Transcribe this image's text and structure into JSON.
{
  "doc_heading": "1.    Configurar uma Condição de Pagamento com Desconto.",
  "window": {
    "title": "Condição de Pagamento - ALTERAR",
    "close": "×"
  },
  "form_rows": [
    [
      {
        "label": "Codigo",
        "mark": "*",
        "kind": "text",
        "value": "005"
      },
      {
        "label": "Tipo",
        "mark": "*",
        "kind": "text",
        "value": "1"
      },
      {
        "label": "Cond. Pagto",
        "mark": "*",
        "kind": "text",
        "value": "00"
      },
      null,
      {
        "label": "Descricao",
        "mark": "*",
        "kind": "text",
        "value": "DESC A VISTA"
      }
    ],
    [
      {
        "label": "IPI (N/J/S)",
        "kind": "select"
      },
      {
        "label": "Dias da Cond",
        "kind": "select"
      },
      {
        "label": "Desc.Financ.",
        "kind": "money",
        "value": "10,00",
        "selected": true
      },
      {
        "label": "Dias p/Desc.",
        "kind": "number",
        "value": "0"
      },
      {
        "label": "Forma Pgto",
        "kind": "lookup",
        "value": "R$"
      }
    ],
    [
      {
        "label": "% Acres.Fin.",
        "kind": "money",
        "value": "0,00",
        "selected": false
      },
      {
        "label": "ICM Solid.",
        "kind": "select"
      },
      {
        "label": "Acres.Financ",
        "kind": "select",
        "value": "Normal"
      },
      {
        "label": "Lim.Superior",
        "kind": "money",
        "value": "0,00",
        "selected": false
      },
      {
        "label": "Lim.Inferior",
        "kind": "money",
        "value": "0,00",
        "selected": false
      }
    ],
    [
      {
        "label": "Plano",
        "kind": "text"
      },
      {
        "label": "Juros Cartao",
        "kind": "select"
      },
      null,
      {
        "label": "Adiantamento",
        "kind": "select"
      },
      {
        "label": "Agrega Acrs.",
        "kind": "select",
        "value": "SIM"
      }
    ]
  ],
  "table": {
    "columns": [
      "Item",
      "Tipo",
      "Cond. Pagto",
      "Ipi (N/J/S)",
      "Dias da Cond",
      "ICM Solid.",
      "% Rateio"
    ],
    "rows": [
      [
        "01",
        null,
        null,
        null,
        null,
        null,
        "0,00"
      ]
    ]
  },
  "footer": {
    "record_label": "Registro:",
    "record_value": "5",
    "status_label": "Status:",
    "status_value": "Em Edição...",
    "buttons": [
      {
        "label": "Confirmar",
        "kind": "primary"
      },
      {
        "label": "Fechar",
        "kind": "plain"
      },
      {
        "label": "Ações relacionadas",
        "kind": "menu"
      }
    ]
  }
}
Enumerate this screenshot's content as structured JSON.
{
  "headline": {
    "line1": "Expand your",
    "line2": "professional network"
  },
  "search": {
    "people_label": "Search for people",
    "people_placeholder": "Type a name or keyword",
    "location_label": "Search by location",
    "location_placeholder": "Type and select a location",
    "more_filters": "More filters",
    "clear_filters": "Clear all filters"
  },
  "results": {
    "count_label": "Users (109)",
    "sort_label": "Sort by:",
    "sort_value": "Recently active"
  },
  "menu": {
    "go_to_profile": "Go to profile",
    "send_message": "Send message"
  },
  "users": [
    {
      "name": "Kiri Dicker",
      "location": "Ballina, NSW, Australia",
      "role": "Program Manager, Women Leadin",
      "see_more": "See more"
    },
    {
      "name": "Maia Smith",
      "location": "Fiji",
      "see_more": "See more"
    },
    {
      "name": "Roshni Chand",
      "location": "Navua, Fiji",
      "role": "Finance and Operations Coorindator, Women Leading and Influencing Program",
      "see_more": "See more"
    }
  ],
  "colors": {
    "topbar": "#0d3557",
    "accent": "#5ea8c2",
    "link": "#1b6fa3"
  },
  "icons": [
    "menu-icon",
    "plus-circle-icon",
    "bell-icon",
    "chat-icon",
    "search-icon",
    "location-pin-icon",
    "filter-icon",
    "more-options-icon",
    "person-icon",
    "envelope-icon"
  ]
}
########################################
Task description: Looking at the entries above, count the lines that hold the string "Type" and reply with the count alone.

Task answer: 2